Toward the end of a bad relationship, I started feeling depressed immediately after orgasming. I later learned this isn’t uncommon—and women deserve to know why.
The first sign that my three-and-a-half-year relationship was over was that we stopped making love. We didn’t stop having sex (though our passion had definitely cooled), but we stopped having any real connection in bed. When we did do it, it felt obligatory—a compromise to satiate my libido so I’d stop nagging him. It was obvious, at least to me, that my partner wasn’t into it, and it felt like he had no interest in whether or not I got off.
As a result, sex started to feel dirty and overly complicated. What had once been my favorite thing on planet earth now felt like a chore. After a few months of feeling like a sexually needy burden, plagued by guilt over my high sex drive and disinterested parter, I began experiencing what I would later find out sexologists call postcoital dysphoria: a sudden and unexplained sadness, even crying, after sex.
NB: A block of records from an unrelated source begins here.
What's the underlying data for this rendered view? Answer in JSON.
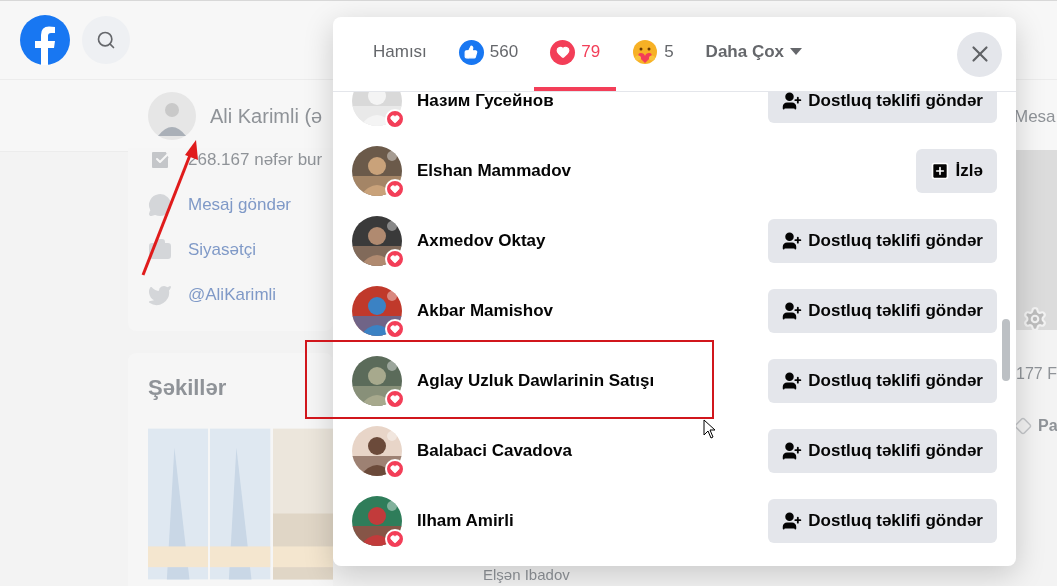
{
  "page": {
    "profile": {
      "name": "Ali Karimli (ə",
      "followers": "268.167 nəfər bur",
      "links": [
        {
          "kind": "messenger",
          "label": "Mesaj göndər"
        },
        {
          "kind": "category",
          "label": "Siyasətçi"
        },
        {
          "kind": "twitter",
          "label": "@AliKarimli"
        }
      ]
    },
    "photos_title": "Şəkillər",
    "right_button": "Mesa",
    "right_count": "177 F",
    "right_item": "Pa",
    "bottom_name": "Elşən Ibadov"
  },
  "dialog": {
    "tabs": [
      {
        "kind": "all",
        "label": "Hamısı",
        "selected": false
      },
      {
        "kind": "like",
        "label": "560",
        "selected": false
      },
      {
        "kind": "love",
        "label": "79",
        "selected": true
      },
      {
        "kind": "care",
        "label": "5",
        "selected": false
      },
      {
        "kind": "more",
        "label": "Daha Çox",
        "selected": false
      }
    ],
    "people": [
      {
        "name": "Назим Гусейнов",
        "button": {
          "kind": "add_friend",
          "label": "Dostluq təklifi göndər"
        }
      },
      {
        "name": "Elshan Mammadov",
        "button": {
          "kind": "follow",
          "label": "İzlə"
        }
      },
      {
        "name": "Axmedov Oktay",
        "button": {
          "kind": "add_friend",
          "label": "Dostluq təklifi göndər"
        }
      },
      {
        "name": "Akbar Mamishov",
        "button": {
          "kind": "add_friend",
          "label": "Dostluq təklifi göndər"
        }
      },
      {
        "name": "Aglay Uzluk Dawlarinin Satışı",
        "button": {
          "kind": "add_friend",
          "label": "Dostluq təklifi göndər"
        }
      },
      {
        "name": "Balabaci Cavadova",
        "button": {
          "kind": "add_friend",
          "label": "Dostluq təklifi göndər"
        }
      },
      {
        "name": "Ilham Amirli",
        "button": {
          "kind": "add_friend",
          "label": "Dostluq təklifi göndər"
        }
      }
    ]
  }
}
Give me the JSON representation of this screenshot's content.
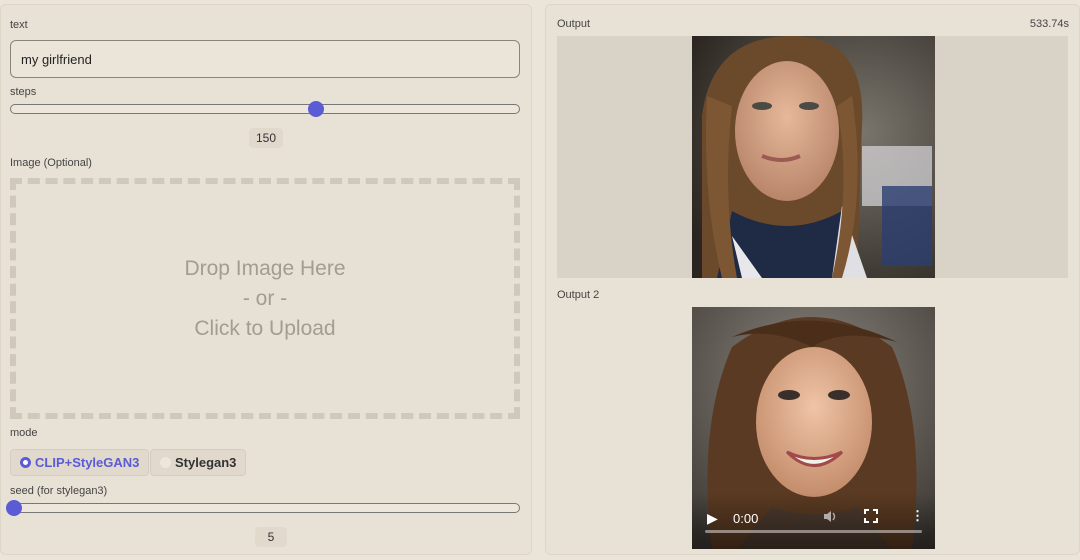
{
  "inputs": {
    "text": {
      "label": "text",
      "value": "my girlfriend"
    },
    "steps": {
      "label": "steps",
      "value": 150,
      "display": "150",
      "min": 0,
      "max": 250
    },
    "image": {
      "label": "Image (Optional)",
      "drop_line1": "Drop Image Here",
      "drop_line2": "- or -",
      "drop_line3": "Click to Upload"
    },
    "mode": {
      "label": "mode",
      "options": [
        "CLIP+StyleGAN3",
        "Stylegan3"
      ],
      "selected": "CLIP+StyleGAN3"
    },
    "seed": {
      "label": "seed (for stylegan3)",
      "value": 5,
      "display": "5",
      "min": 0,
      "max": 1000
    }
  },
  "outputs": {
    "output1": {
      "label": "Output",
      "timer": "533.74s"
    },
    "output2": {
      "label": "Output 2",
      "video_time": "0:00"
    }
  },
  "colors": {
    "accent": "#5b5bd6",
    "background": "#ebe4d9"
  },
  "icons": [
    "play-icon",
    "volume-icon",
    "fullscreen-icon",
    "more-options-icon"
  ]
}
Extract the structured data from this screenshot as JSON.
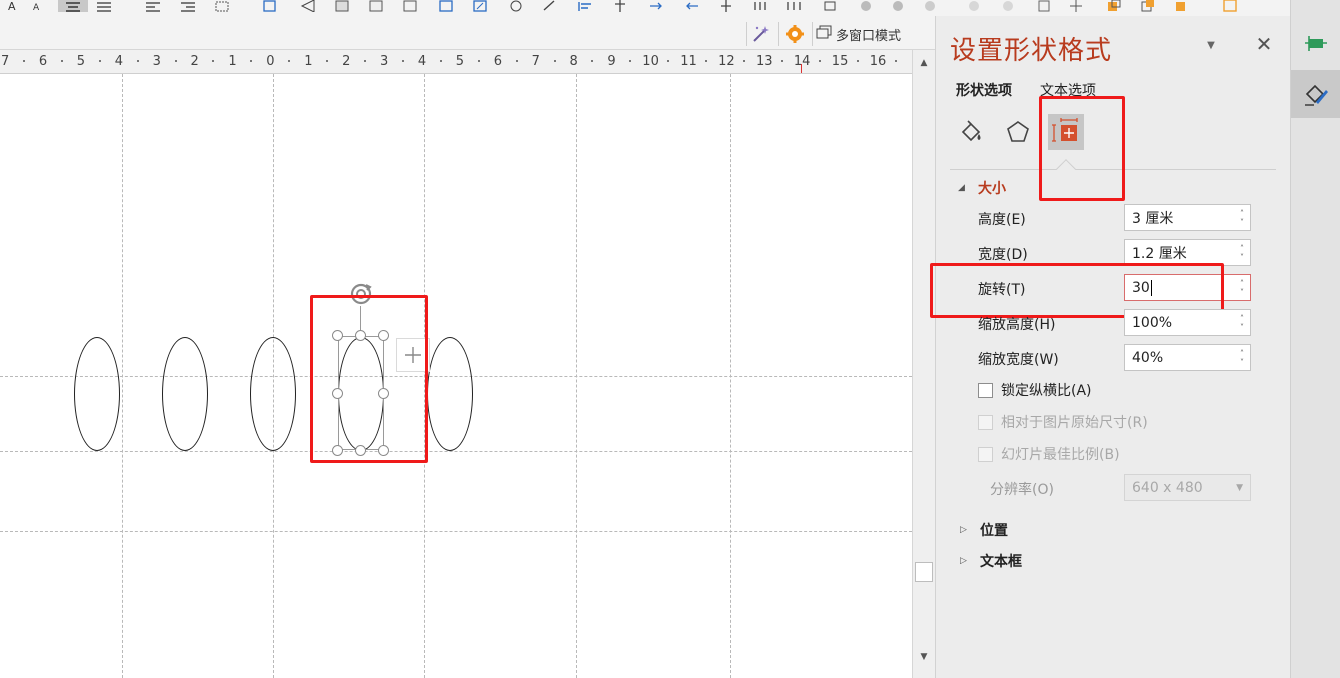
{
  "toolbar": {
    "multi_window_label": "多窗口模式"
  },
  "ruler": {
    "numbers": [
      "7",
      "6",
      "5",
      "4",
      "3",
      "2",
      "1",
      "0",
      "1",
      "2",
      "3",
      "4",
      "5",
      "6",
      "7",
      "8",
      "9",
      "10",
      "11",
      "12",
      "13",
      "14",
      "15",
      "16"
    ]
  },
  "pane": {
    "title": "设置形状格式",
    "tabs": [
      "形状选项",
      "文本选项"
    ],
    "icon_tabs": [
      "fill-line-icon",
      "effects-pentagon-icon",
      "size-properties-icon"
    ],
    "size_section": {
      "label": "大小",
      "fields": [
        {
          "label": "高度(E)",
          "value": "3 厘米"
        },
        {
          "label": "宽度(D)",
          "value": "1.2 厘米"
        },
        {
          "label": "旋转(T)",
          "value": "30"
        },
        {
          "label": "缩放高度(H)",
          "value": "100%"
        },
        {
          "label": "缩放宽度(W)",
          "value": "40%"
        }
      ],
      "checkboxes": [
        {
          "label": "锁定纵横比(A)",
          "checked": false,
          "enabled": true
        },
        {
          "label": "相对于图片原始尺寸(R)",
          "checked": false,
          "enabled": false
        },
        {
          "label": "幻灯片最佳比例(B)",
          "checked": false,
          "enabled": false
        }
      ],
      "resolution_label": "分辨率(O)",
      "resolution_value": "640 x 480"
    },
    "collapsed_sections": [
      "位置",
      "文本框"
    ]
  },
  "colors": {
    "accent": "#b83b1e",
    "highlight": "#ef1a1a"
  }
}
If you haven’t experienced it, let me tell you: PCD is the worst. Postsex, your body is drowning in a sea of feel-good chemicals like oxytocin and dopamine, which is why every single article on the Internet says orgasms make you feel good. But I felt like crap after sex, especially when I either got off during or finished myself off after. Orgasms left me bereft and inconsolable, overwhelmed with anxiety over why I felt so terrible after something that should have been so great.
This postorgasmic phenomenon is way more common than you might think—research on PCD is still pretty scarce, but one study published in the Journal of Sexual Medicine found nearly 50 percent of women surveyed have felt the postsex blues at some point. (Men can experience it too.) It’s believed that about 2 percent of women experience it regularly.
Researchers aren’t 100 percent sure why some people experience this hard-core crash of emotions after sex, but it likely has something to do with our body’s reaction to all the hormones and emotions that come with sex, according to sexologists. “I believe that when an orgasm takes place, it triggers a release. For most, it’s a stress release, but for others they find their body also releasing tears, emotions, and aggressiveness,” says Sunny Rodgers, a certified clinical sexologist and sex coach in Los Angeles. In this way, it’s often linked to past sexual trauma, she says.
This is exactly what it felt like for me. Every time I orgasmed, it was like I was releasing the deep emotional anguish of my failing relationship. It was sorrowful, painful, and depressing. Instead of riding a wave of pleasure, I would roll over and quietly weep until I fell asleep, lost in my own head and heartache.
When the relationship finally ended, so did the PCD—or so I thought. For a while, I would have casual sex with decent men and women and feel completely fine afterward. I still cried myself to sleep over my breakup, but I wasn’t sad after sex—sex finally felt pleasurable again.
Before long, I found myself spending time with someone new who made me feel things I didn’t think I’d ever feel again. The sex was amazing, and he was lovely and kind. But one night, after some of the truly head-over-heels sex—the kind that happens only in the glow of a budding relationship—my postcoital dysphoria came back with a vengeance. In the aftermath of my orgasm, I felt totally despondent, like I had fallen to the bottom of a well. After my boyfriend fell asleep, I crept into the living room where I stayed awake for hours crying.
The PCD kept coming back—not every time we had sex but enough to leave both me and my partner feeling helpless. We would have wonderful sex followed by a wave of desolation. What the hell was wrong with me? We were happy. I was happy. This was a good relationship where I felt cherished and safe.
“Often we think we’ve processed a past trauma”—big or small—“but the effects can linger,” Rodgers says. The important thing is not to judge those feelings, or yourself for having them. “I try to explain that the stress release of sex can allow other pent-up emotions to be released,” she says. “Allowing those feelings to happen and dissipate can be healing.”
My episodes of postcoital crying are becoming less and less frequent, and I am happy to report my partner and I still have a robust and fabulous sex life—I never feel like a sexually needy burden to him. But the specter of PCD is still there. Frankly, it makes sex kind of scary when you know intense melancholy can follow. It’s almost like its own kind of trauma, a constant pang of fear in the back of mind that my PCD will return.
Like any sort of depression or trauma, there’s no miracle cure that will guarantee I never feel like curling up into a ball, vulnerable and alone, after sex with my partner. There’s no instant fix that can erase the feelings of unworthiness that worked their way into my subconscious during my last relationship. So my strategy is three-pronged: talk honestly with my partner about how I’m feeling, devote myself to self-care (writing in my journal and taking hot baths with CBD oil are my jam) when I’m feeling fragile, and acknowledge the fact that these feelings will pass and that they’re not my fault.
It’s a work in progress, but in the meantime I’m keeping tissues by the bed and my therapist on speed dial.